The highest title attainable by an English nobleman who is not of royal blood. Word related to Jarl. (MEDIEV-L. Medieval Terms) Count; highest English title in the Middle Ages. (Gies, Joseph and Francis. Life in a Medieval Castle, 230)
Minor noble rank between a Count and Baron.
the highest rank or title of English nobles, holding lands in the region whose name was attached to the title but without direct authority there.
An alternate title for a Count
Derived from the early Anglo-Saxon, the office of Earl was to administer a shire. Over time, the number of these administrators was reduced, but the holdings by each earldom increased, such that by the time of Edward I the title was the highest ranking nobility in England next to the princes, until Edward III supplanted the title by creating a duchy for his son the Black Prince in Cornwall. Equivalent to the county on the continent, English earls were often styled as such when they went abroad, in reality carrying similar duties and prestige. Within the SCA the title is reserved for those gentles who have served once as king of an SCA kingdom. See also count.
a British peer ranking below a Marquess and above a Viscount
A man who has been king once.
a heriditary title, the 3rd highest order of the nobility
The highest title attainable by an English nobleman who was not of royal blood. Also known in earlier times as Ealdorman.
in Great Britain, a peerage title of Anglo-Saxon origin, analogous in grade to the Continental title of count.
The highest office enjoyed by the nobility of Anglo-Saxon England, below that of king. Earls were originally favored thegns. By the time of the Norman Conquest, the kingdom had been divided into six great administrative districts, called earldoms: Wessex, Kent, Mercia, Huntingdon, East Anglia, and Northumbria. These earls all sat on the king's council, and they were also members of the Witan.
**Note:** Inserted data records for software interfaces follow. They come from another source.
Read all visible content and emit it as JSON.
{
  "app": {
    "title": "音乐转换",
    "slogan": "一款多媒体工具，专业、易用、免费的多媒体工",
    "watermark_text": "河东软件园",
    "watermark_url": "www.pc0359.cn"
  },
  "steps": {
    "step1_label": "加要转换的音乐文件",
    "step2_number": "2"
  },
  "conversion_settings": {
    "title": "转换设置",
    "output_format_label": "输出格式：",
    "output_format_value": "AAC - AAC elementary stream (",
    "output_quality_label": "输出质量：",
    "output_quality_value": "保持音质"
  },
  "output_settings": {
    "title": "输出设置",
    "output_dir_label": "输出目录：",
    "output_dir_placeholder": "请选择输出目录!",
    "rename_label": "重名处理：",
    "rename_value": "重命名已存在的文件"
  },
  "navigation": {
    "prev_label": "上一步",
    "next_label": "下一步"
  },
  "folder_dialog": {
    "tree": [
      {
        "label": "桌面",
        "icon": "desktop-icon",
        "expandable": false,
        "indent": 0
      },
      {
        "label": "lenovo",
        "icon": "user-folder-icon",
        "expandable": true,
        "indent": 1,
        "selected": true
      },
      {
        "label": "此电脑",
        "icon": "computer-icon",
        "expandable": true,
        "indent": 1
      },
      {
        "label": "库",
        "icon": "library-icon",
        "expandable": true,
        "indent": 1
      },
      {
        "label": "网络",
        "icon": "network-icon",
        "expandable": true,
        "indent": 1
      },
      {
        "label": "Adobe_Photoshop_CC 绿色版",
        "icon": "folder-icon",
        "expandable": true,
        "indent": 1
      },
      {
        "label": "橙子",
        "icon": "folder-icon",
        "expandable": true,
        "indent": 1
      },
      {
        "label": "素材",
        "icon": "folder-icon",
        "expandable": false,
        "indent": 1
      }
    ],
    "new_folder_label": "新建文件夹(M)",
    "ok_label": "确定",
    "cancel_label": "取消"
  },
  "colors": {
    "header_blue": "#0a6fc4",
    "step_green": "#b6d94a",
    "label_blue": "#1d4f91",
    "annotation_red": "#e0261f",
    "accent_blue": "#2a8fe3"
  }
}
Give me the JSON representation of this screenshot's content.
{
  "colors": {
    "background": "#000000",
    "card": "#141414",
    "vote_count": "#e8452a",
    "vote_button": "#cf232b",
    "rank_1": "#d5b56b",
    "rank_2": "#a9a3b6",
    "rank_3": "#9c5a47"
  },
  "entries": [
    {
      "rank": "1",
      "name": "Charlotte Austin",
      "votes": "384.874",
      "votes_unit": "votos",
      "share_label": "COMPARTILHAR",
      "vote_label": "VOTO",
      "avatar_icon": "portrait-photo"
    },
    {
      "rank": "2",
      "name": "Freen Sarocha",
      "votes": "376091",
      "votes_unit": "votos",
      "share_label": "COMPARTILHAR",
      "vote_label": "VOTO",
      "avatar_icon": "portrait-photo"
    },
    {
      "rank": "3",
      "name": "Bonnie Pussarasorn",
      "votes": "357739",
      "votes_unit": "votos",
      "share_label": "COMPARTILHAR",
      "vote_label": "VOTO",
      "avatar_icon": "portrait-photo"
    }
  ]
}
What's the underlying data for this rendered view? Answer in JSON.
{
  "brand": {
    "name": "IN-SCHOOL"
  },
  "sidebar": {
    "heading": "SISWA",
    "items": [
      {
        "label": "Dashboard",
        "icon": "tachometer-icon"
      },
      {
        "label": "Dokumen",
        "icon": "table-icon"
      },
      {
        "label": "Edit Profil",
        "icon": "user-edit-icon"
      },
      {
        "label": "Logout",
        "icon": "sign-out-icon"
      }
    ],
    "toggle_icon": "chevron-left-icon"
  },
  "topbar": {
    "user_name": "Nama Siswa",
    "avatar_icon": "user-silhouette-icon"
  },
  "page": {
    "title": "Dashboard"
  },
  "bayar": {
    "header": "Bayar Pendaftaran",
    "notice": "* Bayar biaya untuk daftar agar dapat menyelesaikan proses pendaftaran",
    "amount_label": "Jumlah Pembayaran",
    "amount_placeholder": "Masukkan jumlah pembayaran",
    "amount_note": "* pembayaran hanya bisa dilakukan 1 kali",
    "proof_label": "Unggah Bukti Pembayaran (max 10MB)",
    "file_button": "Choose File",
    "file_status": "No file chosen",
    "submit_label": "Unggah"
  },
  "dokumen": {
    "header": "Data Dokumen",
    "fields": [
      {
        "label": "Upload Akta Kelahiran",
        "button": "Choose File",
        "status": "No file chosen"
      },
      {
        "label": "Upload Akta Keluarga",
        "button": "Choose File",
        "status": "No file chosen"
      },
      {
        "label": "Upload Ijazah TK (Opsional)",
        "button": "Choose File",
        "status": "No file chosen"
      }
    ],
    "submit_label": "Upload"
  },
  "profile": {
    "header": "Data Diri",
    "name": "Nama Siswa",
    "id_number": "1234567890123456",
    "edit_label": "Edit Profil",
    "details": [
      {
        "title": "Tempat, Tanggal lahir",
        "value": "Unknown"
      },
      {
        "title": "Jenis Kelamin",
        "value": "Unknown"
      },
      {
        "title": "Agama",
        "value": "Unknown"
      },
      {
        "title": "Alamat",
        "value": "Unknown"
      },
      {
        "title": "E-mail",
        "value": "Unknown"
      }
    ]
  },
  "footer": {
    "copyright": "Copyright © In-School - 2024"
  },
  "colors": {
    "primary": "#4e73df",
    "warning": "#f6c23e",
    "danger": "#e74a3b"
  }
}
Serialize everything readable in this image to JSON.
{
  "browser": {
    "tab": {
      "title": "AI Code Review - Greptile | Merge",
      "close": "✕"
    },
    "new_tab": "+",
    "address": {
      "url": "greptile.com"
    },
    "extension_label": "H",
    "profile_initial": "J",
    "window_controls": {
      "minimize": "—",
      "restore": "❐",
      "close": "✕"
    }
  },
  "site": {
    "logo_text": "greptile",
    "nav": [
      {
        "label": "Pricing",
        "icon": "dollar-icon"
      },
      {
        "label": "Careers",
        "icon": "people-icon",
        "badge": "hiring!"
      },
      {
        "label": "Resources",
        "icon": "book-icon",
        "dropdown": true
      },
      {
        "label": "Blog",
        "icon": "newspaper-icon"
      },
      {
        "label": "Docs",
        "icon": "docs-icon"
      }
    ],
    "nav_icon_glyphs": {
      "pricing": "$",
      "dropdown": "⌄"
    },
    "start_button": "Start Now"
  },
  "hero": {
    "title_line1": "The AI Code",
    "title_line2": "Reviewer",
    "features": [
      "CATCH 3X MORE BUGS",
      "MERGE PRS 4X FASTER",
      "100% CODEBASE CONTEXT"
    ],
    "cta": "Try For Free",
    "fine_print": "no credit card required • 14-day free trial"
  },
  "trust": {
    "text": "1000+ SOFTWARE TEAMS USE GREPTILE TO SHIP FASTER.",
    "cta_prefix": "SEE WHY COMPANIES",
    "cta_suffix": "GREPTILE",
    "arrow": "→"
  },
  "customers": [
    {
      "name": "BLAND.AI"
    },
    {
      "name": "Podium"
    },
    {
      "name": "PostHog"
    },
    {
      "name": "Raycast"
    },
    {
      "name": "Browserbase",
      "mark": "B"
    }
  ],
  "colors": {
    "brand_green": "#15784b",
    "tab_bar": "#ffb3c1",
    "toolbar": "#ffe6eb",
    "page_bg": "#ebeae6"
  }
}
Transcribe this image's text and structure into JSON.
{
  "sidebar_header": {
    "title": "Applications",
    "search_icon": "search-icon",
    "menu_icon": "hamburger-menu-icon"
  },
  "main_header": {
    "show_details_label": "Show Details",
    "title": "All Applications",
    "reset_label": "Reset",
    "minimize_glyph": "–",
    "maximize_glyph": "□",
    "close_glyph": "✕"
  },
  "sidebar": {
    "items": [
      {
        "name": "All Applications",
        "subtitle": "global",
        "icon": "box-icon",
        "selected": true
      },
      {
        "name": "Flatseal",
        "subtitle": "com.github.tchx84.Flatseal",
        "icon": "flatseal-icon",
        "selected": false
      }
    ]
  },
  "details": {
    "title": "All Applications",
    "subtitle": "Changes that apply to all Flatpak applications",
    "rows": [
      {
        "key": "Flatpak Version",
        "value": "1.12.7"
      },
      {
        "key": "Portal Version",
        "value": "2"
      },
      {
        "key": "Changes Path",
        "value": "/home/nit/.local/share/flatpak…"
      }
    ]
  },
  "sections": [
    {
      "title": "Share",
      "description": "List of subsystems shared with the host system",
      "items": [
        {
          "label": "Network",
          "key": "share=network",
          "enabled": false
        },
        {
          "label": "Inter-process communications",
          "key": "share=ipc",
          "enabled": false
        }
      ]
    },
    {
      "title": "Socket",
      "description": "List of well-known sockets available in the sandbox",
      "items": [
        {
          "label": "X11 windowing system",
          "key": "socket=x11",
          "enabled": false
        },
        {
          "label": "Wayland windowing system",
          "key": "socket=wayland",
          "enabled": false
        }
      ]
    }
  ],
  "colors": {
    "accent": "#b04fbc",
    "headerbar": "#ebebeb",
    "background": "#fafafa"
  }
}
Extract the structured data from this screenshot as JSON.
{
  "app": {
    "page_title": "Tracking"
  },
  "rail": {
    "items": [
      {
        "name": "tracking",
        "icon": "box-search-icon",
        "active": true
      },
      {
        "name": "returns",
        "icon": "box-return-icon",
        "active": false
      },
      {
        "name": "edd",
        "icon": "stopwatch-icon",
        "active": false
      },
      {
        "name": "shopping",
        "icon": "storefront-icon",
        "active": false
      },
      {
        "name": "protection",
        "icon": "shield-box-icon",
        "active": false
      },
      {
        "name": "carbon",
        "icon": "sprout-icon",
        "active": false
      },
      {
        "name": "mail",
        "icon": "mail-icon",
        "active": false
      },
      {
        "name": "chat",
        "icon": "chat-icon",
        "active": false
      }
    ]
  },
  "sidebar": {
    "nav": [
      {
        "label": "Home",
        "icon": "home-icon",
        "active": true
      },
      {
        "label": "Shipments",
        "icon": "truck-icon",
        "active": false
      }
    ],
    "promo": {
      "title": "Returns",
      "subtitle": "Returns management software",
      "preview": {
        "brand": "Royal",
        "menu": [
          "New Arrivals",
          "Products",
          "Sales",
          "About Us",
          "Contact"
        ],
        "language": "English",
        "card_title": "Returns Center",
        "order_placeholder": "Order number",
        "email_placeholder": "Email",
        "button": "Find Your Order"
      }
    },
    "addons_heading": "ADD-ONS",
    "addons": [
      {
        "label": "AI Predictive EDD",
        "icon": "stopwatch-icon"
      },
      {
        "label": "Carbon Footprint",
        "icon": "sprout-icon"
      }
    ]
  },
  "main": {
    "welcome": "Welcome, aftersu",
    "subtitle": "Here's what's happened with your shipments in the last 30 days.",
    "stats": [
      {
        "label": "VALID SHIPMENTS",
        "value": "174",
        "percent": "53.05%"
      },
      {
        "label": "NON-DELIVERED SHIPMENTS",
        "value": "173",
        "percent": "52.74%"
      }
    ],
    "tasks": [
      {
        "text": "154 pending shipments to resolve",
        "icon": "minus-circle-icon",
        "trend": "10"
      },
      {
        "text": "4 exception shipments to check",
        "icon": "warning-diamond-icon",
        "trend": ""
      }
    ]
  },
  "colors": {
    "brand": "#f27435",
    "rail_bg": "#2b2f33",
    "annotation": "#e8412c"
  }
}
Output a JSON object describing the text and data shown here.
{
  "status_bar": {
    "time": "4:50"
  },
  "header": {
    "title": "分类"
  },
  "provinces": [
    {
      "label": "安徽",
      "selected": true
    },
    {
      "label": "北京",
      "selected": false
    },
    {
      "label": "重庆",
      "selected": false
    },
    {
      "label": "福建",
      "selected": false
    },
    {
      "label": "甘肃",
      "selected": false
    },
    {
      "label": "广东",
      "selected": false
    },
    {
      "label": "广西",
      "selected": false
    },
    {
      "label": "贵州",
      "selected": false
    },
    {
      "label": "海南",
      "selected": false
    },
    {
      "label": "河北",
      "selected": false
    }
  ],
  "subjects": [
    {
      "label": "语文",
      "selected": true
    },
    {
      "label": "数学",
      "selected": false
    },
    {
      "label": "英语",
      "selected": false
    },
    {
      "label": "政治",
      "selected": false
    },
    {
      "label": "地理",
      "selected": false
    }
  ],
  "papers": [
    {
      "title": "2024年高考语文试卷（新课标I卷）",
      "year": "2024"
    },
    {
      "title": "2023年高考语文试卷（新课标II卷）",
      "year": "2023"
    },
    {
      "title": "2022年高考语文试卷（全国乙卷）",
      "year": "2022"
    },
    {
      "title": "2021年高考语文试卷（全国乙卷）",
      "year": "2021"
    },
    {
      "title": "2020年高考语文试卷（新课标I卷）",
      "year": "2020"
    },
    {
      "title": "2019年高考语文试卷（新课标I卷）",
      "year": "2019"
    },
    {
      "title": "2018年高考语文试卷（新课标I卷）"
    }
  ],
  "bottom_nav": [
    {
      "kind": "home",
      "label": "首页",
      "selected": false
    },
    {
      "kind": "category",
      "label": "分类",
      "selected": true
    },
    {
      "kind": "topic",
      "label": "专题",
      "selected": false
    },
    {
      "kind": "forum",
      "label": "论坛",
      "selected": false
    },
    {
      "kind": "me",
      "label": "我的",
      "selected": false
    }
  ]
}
After the Conquest, the office of earl was appointed by the king, and many smaller earldoms were created to meet administrative and strategic needs.
An Earl or Jarl was an Anglo-Saxon and Scandinavian title, meaning "chieftain" and it referred especially to chieftains set to rule a territory in a king's stead. In Scandinavia, it became obsolete in the Middle Ages, whereas, in Britain, it became synonymous with the continental count.